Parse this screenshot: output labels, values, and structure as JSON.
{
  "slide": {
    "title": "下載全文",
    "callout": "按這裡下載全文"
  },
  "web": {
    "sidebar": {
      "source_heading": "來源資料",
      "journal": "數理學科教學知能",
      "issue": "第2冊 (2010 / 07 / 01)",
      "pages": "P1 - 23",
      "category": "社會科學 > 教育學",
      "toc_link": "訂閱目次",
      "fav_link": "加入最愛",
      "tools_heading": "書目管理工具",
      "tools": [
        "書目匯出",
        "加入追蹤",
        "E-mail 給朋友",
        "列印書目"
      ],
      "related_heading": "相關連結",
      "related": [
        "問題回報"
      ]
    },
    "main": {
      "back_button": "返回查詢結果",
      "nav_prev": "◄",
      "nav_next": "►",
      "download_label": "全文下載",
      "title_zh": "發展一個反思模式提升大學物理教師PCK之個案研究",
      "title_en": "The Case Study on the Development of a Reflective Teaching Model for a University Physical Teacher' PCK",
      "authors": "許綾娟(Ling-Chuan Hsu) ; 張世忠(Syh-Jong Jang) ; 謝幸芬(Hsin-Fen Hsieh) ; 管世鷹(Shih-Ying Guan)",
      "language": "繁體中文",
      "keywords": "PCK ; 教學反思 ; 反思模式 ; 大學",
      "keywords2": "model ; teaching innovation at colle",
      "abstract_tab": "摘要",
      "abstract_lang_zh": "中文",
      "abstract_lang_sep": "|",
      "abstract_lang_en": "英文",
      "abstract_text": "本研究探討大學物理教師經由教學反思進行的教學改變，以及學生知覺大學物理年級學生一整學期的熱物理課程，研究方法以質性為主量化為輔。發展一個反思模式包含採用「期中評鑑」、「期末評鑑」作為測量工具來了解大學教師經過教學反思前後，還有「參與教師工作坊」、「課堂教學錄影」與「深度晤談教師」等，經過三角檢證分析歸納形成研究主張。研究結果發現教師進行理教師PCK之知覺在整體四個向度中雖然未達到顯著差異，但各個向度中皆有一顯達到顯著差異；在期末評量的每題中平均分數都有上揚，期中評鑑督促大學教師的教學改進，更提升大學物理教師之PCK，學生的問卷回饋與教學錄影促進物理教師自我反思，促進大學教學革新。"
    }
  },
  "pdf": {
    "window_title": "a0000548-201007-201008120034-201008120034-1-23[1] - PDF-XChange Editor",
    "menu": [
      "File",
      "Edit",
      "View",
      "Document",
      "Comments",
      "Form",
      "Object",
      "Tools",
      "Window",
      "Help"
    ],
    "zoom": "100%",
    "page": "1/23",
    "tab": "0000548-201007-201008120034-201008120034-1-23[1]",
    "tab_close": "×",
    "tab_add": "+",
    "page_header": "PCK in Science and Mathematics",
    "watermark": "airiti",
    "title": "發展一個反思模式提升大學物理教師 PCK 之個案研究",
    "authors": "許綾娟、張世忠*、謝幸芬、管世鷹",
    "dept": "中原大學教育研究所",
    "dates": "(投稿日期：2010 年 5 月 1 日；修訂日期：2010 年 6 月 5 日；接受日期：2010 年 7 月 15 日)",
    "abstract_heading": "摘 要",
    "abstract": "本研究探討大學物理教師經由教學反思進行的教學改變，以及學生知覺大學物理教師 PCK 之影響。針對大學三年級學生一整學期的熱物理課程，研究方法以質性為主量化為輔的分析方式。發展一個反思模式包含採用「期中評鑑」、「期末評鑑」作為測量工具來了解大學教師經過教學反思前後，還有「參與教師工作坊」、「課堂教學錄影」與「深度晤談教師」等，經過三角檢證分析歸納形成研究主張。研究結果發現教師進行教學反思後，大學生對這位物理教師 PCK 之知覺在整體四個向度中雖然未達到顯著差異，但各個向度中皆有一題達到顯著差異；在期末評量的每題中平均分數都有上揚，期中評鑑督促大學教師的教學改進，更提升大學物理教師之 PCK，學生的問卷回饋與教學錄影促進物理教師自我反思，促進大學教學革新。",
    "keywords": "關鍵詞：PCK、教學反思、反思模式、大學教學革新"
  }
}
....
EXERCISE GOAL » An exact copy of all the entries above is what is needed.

REPLY »
Parse this screenshot: output labels, values, and structure as JSON.
{
  "slide": {
    "title": "下載全文",
    "callout": "按這裡下載全文"
  },
  "web": {
    "sidebar": {
      "source_heading": "來源資料",
      "journal": "數理學科教學知能",
      "issue": "第2冊 (2010 / 07 / 01)",
      "pages": "P1 - 23",
      "category": "社會科學 > 教育學",
      "toc_link": "訂閱目次",
      "fav_link": "加入最愛",
      "tools_heading": "書目管理工具",
      "tools": [
        "書目匯出",
        "加入追蹤",
        "E-mail 給朋友",
        "列印書目"
      ],
      "related_heading": "相關連結",
      "related": [
        "問題回報"
      ]
    },
    "main": {
      "back_button": "返回查詢結果",
      "nav_prev": "◄",
      "nav_next": "►",
      "download_label": "全文下載",
      "title_zh": "發展一個反思模式提升大學物理教師PCK之個案研究",
      "title_en": "The Case Study on the Development of a Reflective Teaching Model for a University Physical Teacher' PCK",
      "authors": "許綾娟(Ling-Chuan Hsu) ; 張世忠(Syh-Jong Jang) ; 謝幸芬(Hsin-Fen Hsieh) ; 管世鷹(Shih-Ying Guan)",
      "language": "繁體中文",
      "keywords": "PCK ; 教學反思 ; 反思模式 ; 大學",
      "keywords2": "model ; teaching innovation at colle",
      "abstract_tab": "摘要",
      "abstract_lang_zh": "中文",
      "abstract_lang_sep": "|",
      "abstract_lang_en": "英文",
      "abstract_text": "本研究探討大學物理教師經由教學反思進行的教學改變，以及學生知覺大學物理年級學生一整學期的熱物理課程，研究方法以質性為主量化為輔。發展一個反思模式包含採用「期中評鑑」、「期末評鑑」作為測量工具來了解大學教師經過教學反思前後，還有「參與教師工作坊」、「課堂教學錄影」與「深度晤談教師」等，經過三角檢證分析歸納形成研究主張。研究結果發現教師進行理教師PCK之知覺在整體四個向度中雖然未達到顯著差異，但各個向度中皆有一顯達到顯著差異；在期末評量的每題中平均分數都有上揚，期中評鑑督促大學教師的教學改進，更提升大學物理教師之PCK，學生的問卷回饋與教學錄影促進物理教師自我反思，促進大學教學革新。"
    }
  },
  "pdf": {
    "window_title": "a0000548-201007-201008120034-201008120034-1-23[1] - PDF-XChange Editor",
    "menu": [
      "File",
      "Edit",
      "View",
      "Document",
      "Comments",
      "Form",
      "Object",
      "Tools",
      "Window",
      "Help"
    ],
    "zoom": "100%",
    "page": "1/23",
    "tab": "0000548-201007-201008120034-201008120034-1-23[1]",
    "tab_close": "×",
    "tab_add": "+",
    "page_header": "PCK in Science and Mathematics",
    "watermark": "airiti",
    "title": "發展一個反思模式提升大學物理教師 PCK 之個案研究",
    "authors": "許綾娟、張世忠*、謝幸芬、管世鷹",
    "dept": "中原大學教育研究所",
    "dates": "(投稿日期：2010 年 5 月 1 日；修訂日期：2010 年 6 月 5 日；接受日期：2010 年 7 月 15 日)",
    "abstract_heading": "摘 要",
    "abstract": "本研究探討大學物理教師經由教學反思進行的教學改變，以及學生知覺大學物理教師 PCK 之影響。針對大學三年級學生一整學期的熱物理課程，研究方法以質性為主量化為輔的分析方式。發展一個反思模式包含採用「期中評鑑」、「期末評鑑」作為測量工具來了解大學教師經過教學反思前後，還有「參與教師工作坊」、「課堂教學錄影」與「深度晤談教師」等，經過三角檢證分析歸納形成研究主張。研究結果發現教師進行教學反思後，大學生對這位物理教師 PCK 之知覺在整體四個向度中雖然未達到顯著差異，但各個向度中皆有一題達到顯著差異；在期末評量的每題中平均分數都有上揚，期中評鑑督促大學教師的教學改進，更提升大學物理教師之 PCK，學生的問卷回饋與教學錄影促進物理教師自我反思，促進大學教學革新。",
    "keywords": "關鍵詞：PCK、教學反思、反思模式、大學教學革新"
  }
}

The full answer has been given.